So I’m coding along this morning, minding my own business, when I run up against a really annoying problem with the XML support in the .Net SQL support classes. What I was trying to do was fetch some values from a support table as a simple XML document with an element for each row. The SQL
FOR XML AUTO clause was just the ticket, so I wrote the following code:
SqlCommand cmd = new SqlCommand(); cmd.Connection = cn; cmd.CommandType = CommandType.Text; cmd.CommandText = "SELECT * FROM " + "supportTable AS valueName FOR XML AUTO"; XmlReader res = cmd.ExecuteXmlReader(); XmlDocument doc = new XmlDocument(); doc.Load(res);
but when I tried to run the code I got the following error on the doc.Load() call:
This document already has a DocumentElement node.
It really had me irritated, because I’d already used the exact same code in another part of my application without a hitch. So after some research, it turns out that the problem (which is obvious in retrospect) is that if multiple rows are returned, the resulting XML is not a valid document, but a document fragment. Since there is no top-level element, the Load() method chokes when it encounters the second row. Not good.
I found several workarounds on the web, but none that I really cared for. So I resorted to some MS SQL funny business that I’ve used in the past that did the trick. The problem here is that there is no single top-level element to serve as a root element. One possible approach is to abandon the
FOR XML AUTO in favor of
FOR XML EXPLICIT, but the explicit support is so incredibly complex and unusable that I’d rather cut my own foot off with a rusty tin can lid. So, to save my foot, I resorted to some fun with joins.
FOR XML AUTO clause will actually create nested elements in the case of joins between tables, so to create a single top-level element for my support table document I created a new table in my DB called
dummy. It has a single column (
dummy) and a single row with a single value (
dummy). The single row part is important, because by changing the SQL statement above slightly, I end up with the nice, valid XML document I want:
SELECT * FROM dummy AS rootElementName, supportTable AS valueName FOR XML AUTO
Voila! Now my code works and I can move on to more interesting pursuits, like the development of a Comet service for the masses. Good stuff!

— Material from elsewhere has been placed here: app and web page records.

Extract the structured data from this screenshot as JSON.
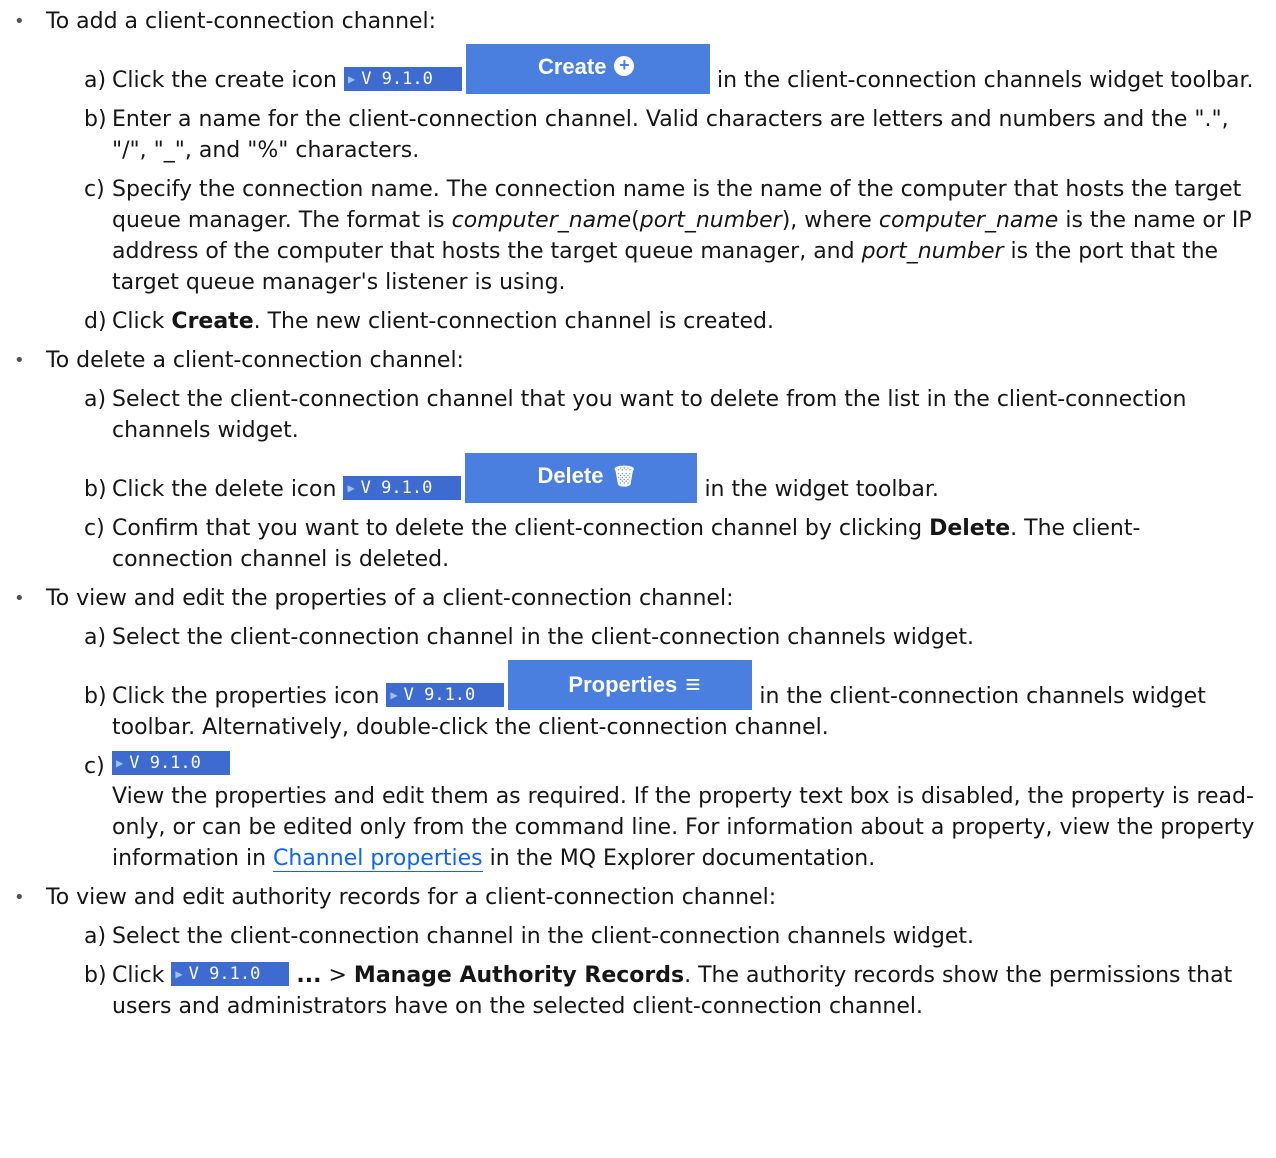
{
  "badge_text": "V 9.1.0",
  "buttons": {
    "create": "Create",
    "delete": "Delete",
    "properties": "Properties"
  },
  "sections": {
    "add": {
      "title": "To add a client-connection channel:",
      "a_label": "a)",
      "a_before": "Click the create icon",
      "a_after": "in the client-connection channels widget toolbar.",
      "b_label": "b)",
      "b_text": "Enter a name for the client-connection channel. Valid characters are letters and numbers and the \".\", \"/\", \"_\", and \"%\" characters.",
      "c_label": "c)",
      "c_1": "Specify the connection name. The connection name is the name of the computer that hosts the target queue manager. The format is ",
      "c_i1": "computer_name",
      "c_2": "(",
      "c_i2": "port_number",
      "c_3": "), where ",
      "c_i3": "computer_name",
      "c_4": " is the name or IP address of the computer that hosts the target queue manager, and ",
      "c_i4": "port_number",
      "c_5": " is the port that the target queue manager's listener is using.",
      "d_label": "d)",
      "d_before": "Click ",
      "d_bold": "Create",
      "d_after": ". The new client-connection channel is created."
    },
    "delete": {
      "title": "To delete a client-connection channel:",
      "a_label": "a)",
      "a_text": "Select the client-connection channel that you want to delete from the list in the client-connection channels widget.",
      "b_label": "b)",
      "b_before": "Click the delete icon",
      "b_after": "in the widget toolbar.",
      "c_label": "c)",
      "c_before": "Confirm that you want to delete the client-connection channel by clicking ",
      "c_bold": "Delete",
      "c_after": ". The client-connection channel is deleted."
    },
    "properties": {
      "title": "To view and edit the properties of a client-connection channel:",
      "a_label": "a)",
      "a_text": "Select the client-connection channel in the client-connection channels widget.",
      "b_label": "b)",
      "b_before": "Click the properties icon",
      "b_after": "in the client-connection channels widget toolbar. Alternatively, double-click the client-connection channel.",
      "c_label": "c)",
      "c_text": "View the properties and edit them as required. If the property text box is disabled, the property is read-only, or can be edited only from the command line. For information about a property, view the property information in ",
      "c_link": "Channel properties",
      "c_after": " in the MQ Explorer documentation."
    },
    "authority": {
      "title": "To view and edit authority records for a client-connection channel:",
      "a_label": "a)",
      "a_text": "Select the client-connection channel in the client-connection channels widget.",
      "b_label": "b)",
      "b_before": "Click ",
      "b_ellipsis": "...",
      "b_sep": " > ",
      "b_bold": "Manage Authority Records",
      "b_after": ". The authority records show the permissions that users and administrators have on the selected client-connection channel."
    }
  }
}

So last night I’m trying to add a number on my iPhone, and all of my contacts disappear! I called the helpful Apple support folks, and they had me resync with my PC and my last backup was restored to the phone. Very disconcerting. I probably lost 20 contacts in the deal.
One of the big limitations of web-based programming is the pull nature of the HTTP protocol. Services like Google Talk, etc. get around this by using a concept that’s now called Comet, which allows the server to “push” content to the client, rather than forcing the client to continually ask for updates.
Since I tend to need this functionality more and more in my Ajax-style apps, I think there should be a web service to make this easier. I’ll keep you posted on my progress.